To devote any more time to the synopsis is futile as ‘Heaven Sword And Dragon Sabre’ is the kind of bewildering concoction that cannot be fully detailed in a simple review. With a legion of characters and sub-plots, this is a swordplay film that was designed to test the concentration of the genre cognoscenti while leaving any newcomers in a state of mental turmoil. It’s very much the kind of production where we regularly see two characters deep in conversation when a third leaps into the scene and an extended bout of swordsmanship ensues. Alternatively there are numerous scenes of cackling clan leaders bickering over whose special move is the scariest – extend either idea over 100 minutes and it’s easy to see how uninvolving the production becomes.
It may descend into an inaccessible martial arts soap opera, but if nothing else it starts promisingly.

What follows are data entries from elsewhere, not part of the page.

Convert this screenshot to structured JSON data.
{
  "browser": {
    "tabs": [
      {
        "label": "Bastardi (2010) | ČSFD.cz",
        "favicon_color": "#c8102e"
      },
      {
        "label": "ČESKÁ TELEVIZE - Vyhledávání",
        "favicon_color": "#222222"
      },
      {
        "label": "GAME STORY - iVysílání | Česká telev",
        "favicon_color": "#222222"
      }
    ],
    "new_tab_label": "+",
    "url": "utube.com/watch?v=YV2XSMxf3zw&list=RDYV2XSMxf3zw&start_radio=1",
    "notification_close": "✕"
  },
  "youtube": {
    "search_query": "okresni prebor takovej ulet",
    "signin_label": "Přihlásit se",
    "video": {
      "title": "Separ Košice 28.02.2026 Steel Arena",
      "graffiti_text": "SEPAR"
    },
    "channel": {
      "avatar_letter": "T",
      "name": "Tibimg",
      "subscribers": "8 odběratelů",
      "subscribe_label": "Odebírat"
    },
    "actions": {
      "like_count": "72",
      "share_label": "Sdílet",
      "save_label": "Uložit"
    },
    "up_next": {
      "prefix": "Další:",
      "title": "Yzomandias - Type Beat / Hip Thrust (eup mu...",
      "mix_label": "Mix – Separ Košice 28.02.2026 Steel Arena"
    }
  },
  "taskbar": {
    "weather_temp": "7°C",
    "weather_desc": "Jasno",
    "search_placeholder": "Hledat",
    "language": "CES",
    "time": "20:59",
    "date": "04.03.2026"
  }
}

Skipping past a lengthy, though necessary, voice over that explains the context of our story, ‘Heaven Sword And Dragon Sabre’ opens with a classic genre conceit; a vengeance-seeking hero whose skills do not match his obsessions. The narrative also gives the hero the further handicap of having to contend with a terminal illness due to an earlier injury, a technique that makes his later triumph all the more enjoyable. These early scenes are enjoyable as Chang Wu Ji wanders into the vast martial world and tries to discover which of the people he meets is friend and which is foe – thanks to the appealing Derek Yee, the viewer shares the hero’s voyage of discovery. Unfortunately, due to the inherent difficulty of trying to condense an epic work of fiction into two 100 minute features, it isn’t long before the viewer is deluged with information and background detail.

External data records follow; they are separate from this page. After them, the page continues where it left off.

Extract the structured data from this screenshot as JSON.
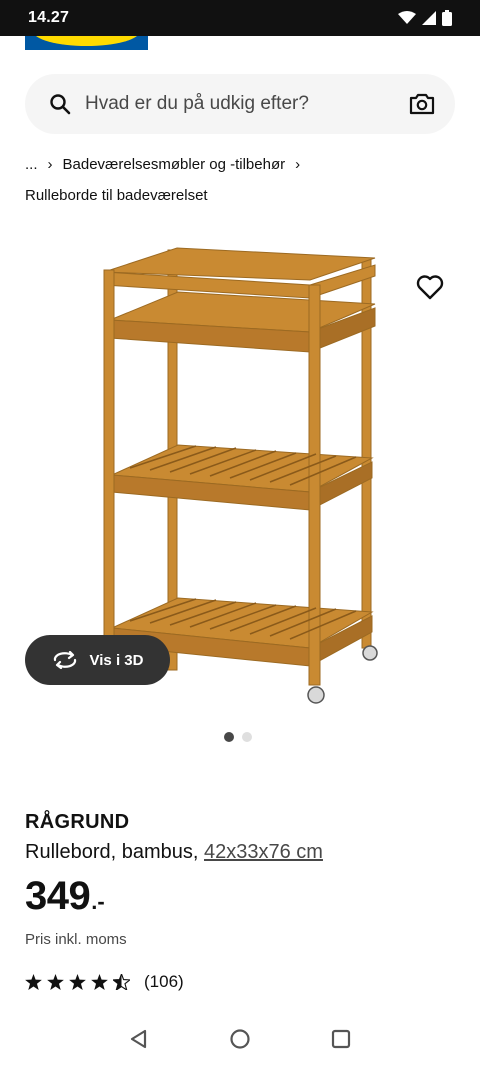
{
  "status_bar": {
    "time": "14.27"
  },
  "brand": {
    "blue": "#0058a3",
    "yellow": "#ffdb00"
  },
  "search": {
    "placeholder": "Hvad er du på udkig efter?"
  },
  "breadcrumb": {
    "ellipsis": "...",
    "category": "Badeværelsesmøbler og -tilbehør",
    "subcategory": "Rulleborde til badeværelset"
  },
  "gallery": {
    "button_3d": "Vis i 3D",
    "dots_total": 2,
    "dots_active": 1
  },
  "product": {
    "name": "RÅGRUND",
    "description": "Rullebord, bambus,",
    "dimensions": "42x33x76 cm",
    "price": "349",
    "price_suffix": ".-",
    "vat_note": "Pris inkl. moms",
    "rating": 4.5,
    "review_count": "(106)"
  },
  "icons": {
    "search": "search-icon",
    "camera": "camera-icon",
    "heart": "heart-icon",
    "rotate": "rotate-3d-icon",
    "back": "nav-back-icon",
    "home": "nav-home-icon",
    "recents": "nav-recents-icon"
  }
}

‘Heaven Sword And Dragon Sabre’ produces moments of interest and displays Chor Yuen’s visual flair, an asset to nearly every film he has lensed. Nevertheless, it is difficult for these isolated incidents to amount to anything more than just minimal interest. The director has taken complicated source material and distilled it into something arresting before, but here he finds too many sub-plots to balance and too many characters to accommodate. That his work is infinitely more watchable than Wong Jing’s take on the same material, ‘Kung-Fu Cult Hero’, is feint praise as this lacks the hook that is needed to keep the viewer on board through all of the plot machinations. The closing few minutes feature a brief over-view of the direct sequel, but sitting through another 100 minutes of similar complexities is never going to be that enticing.